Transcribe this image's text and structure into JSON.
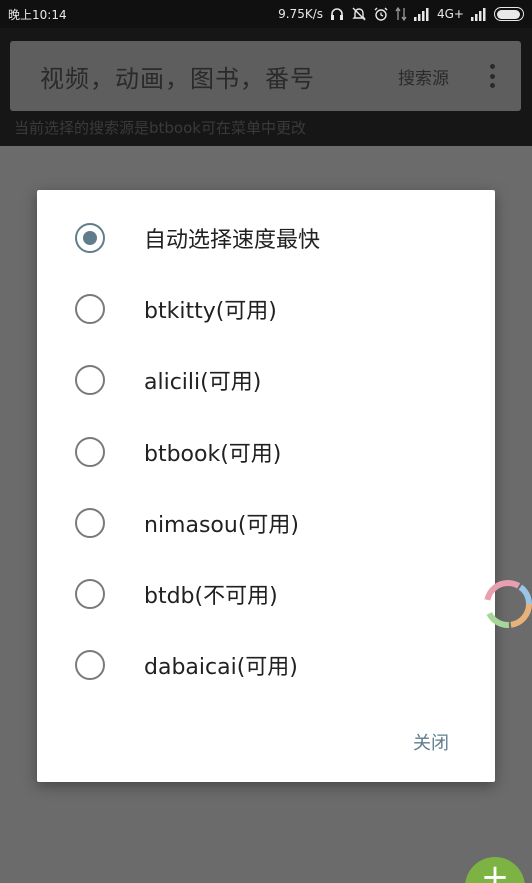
{
  "status_bar": {
    "time": "晚上10:14",
    "net_speed": "9.75K/s",
    "network_type": "4G+",
    "battery_level": 0.95
  },
  "header": {
    "search_placeholder": "视频，动画，图书，番号",
    "search_source_label": "搜索源",
    "source_hint": "当前选择的搜索源是btbook可在菜单中更改"
  },
  "dialog": {
    "options": [
      {
        "label": "自动选择速度最快",
        "checked": true
      },
      {
        "label": "btkitty(可用)",
        "checked": false
      },
      {
        "label": "alicili(可用)",
        "checked": false
      },
      {
        "label": "btbook(可用)",
        "checked": false
      },
      {
        "label": "nimasou(可用)",
        "checked": false
      },
      {
        "label": "btdb(不可用)",
        "checked": false
      },
      {
        "label": "dabaicai(可用)",
        "checked": false
      }
    ],
    "close_label": "关闭"
  },
  "fab": {
    "icon": "plus-icon",
    "label": "+"
  },
  "colors": {
    "accent": "#607d8b",
    "close_text": "#5f7d8e",
    "fab": "#7cb342",
    "scrim": "#6b6b6b"
  }
}
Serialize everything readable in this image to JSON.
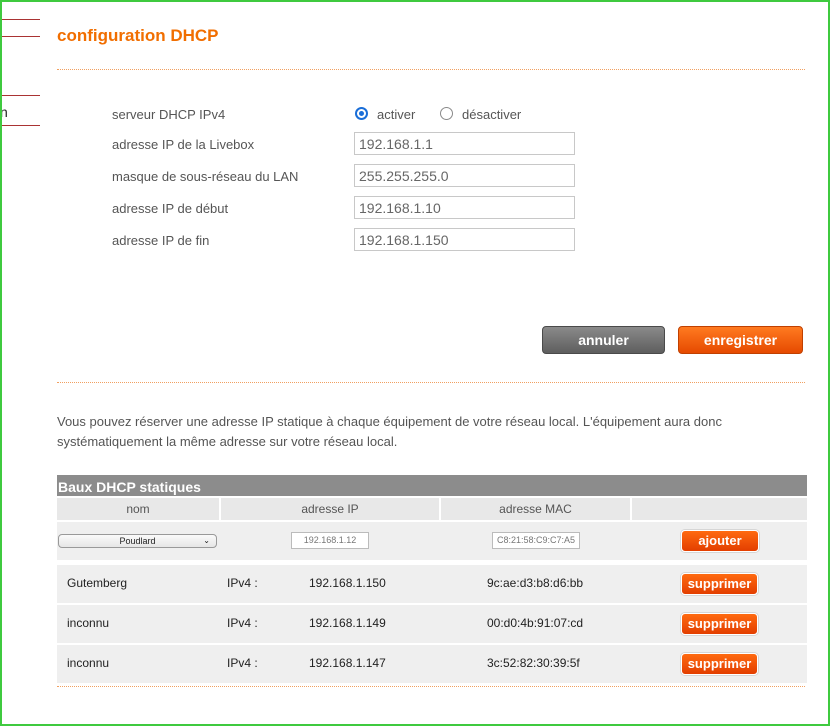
{
  "page": {
    "title": "configuration DHCP",
    "side_letter": "n"
  },
  "dhcp": {
    "server_label": "serveur DHCP IPv4",
    "activate_label": "activer",
    "deactivate_label": "désactiver",
    "fields": [
      {
        "label": "adresse IP de la Livebox",
        "value": "192.168.1.1"
      },
      {
        "label": "masque de sous-réseau du LAN",
        "value": "255.255.255.0"
      },
      {
        "label": "adresse IP de début",
        "value": "192.168.1.10"
      },
      {
        "label": "adresse IP de fin",
        "value": "192.168.1.150"
      }
    ],
    "cancel_label": "annuler",
    "save_label": "enregistrer"
  },
  "reservation": {
    "paragraph": "Vous pouvez réserver une adresse IP statique à chaque équipement de votre réseau local. L'équipement aura donc systématiquement la même adresse sur votre réseau local."
  },
  "table": {
    "title": "Baux DHCP statiques",
    "headers": [
      "nom",
      "adresse IP",
      "adresse MAC",
      ""
    ],
    "new_entry": {
      "device_selected": "Poudlard",
      "ip_value": "192.168.1.12",
      "mac_value": "C8:21:58:C9:C7:A5",
      "add_label": "ajouter"
    },
    "rows": [
      {
        "name": "Gutemberg",
        "ip_type": "IPv4 :",
        "ip": "192.168.1.150",
        "mac": "9c:ae:d3:b8:d6:bb",
        "action": "supprimer"
      },
      {
        "name": "inconnu",
        "ip_type": "IPv4 :",
        "ip": "192.168.1.149",
        "mac": "00:d0:4b:91:07:cd",
        "action": "supprimer"
      },
      {
        "name": "inconnu",
        "ip_type": "IPv4 :",
        "ip": "192.168.1.147",
        "mac": "3c:52:82:30:39:5f",
        "action": "supprimer"
      }
    ]
  },
  "colors": {
    "accent": "#f16e00",
    "frame": "#3fca3f",
    "table_header": "#8c8c8c"
  }
}
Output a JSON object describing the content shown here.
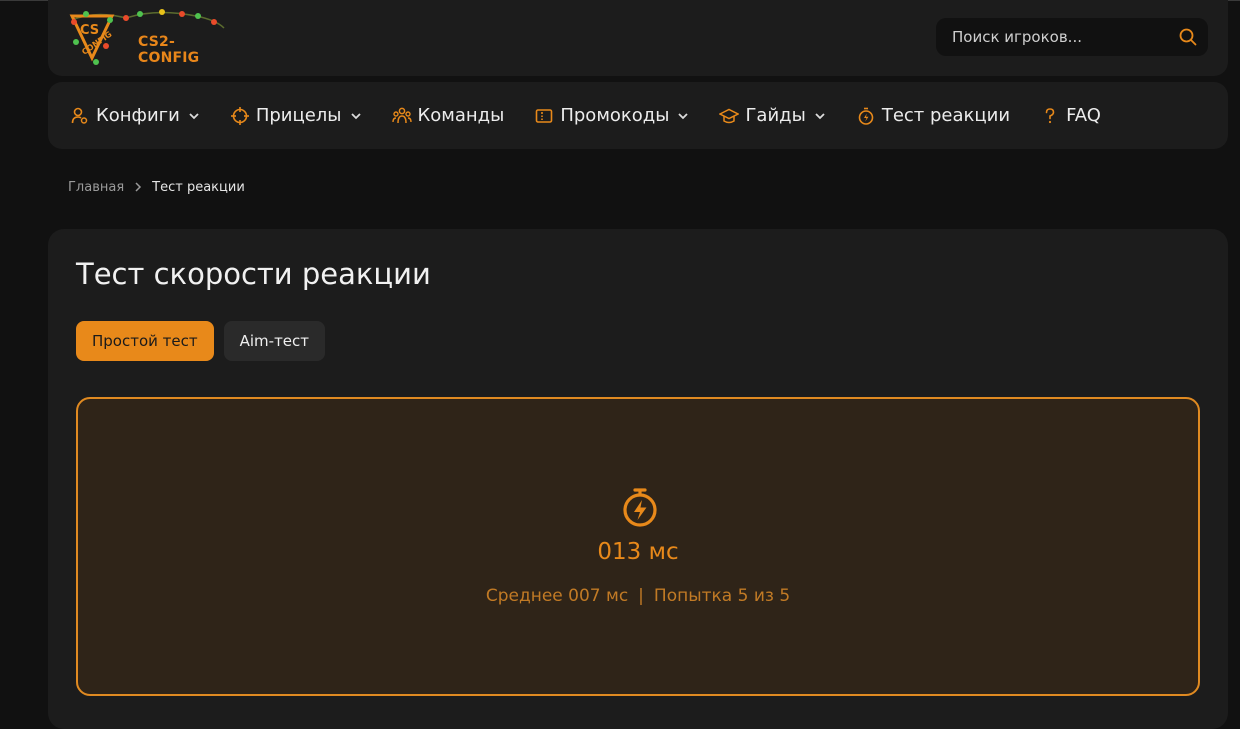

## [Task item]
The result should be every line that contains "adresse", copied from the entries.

## [Reply]
        "label": "adresse IP de la Livebox",
        "label": "adresse IP de début",
        "label": "adresse IP de fin",
    "paragraph": "Vous pouvez réserver une adresse IP statique à chaque équipement de votre réseau local. L'équipement aura donc systématiquement la même adresse sur votre réseau local."
      "adresse IP",
      "adresse MAC",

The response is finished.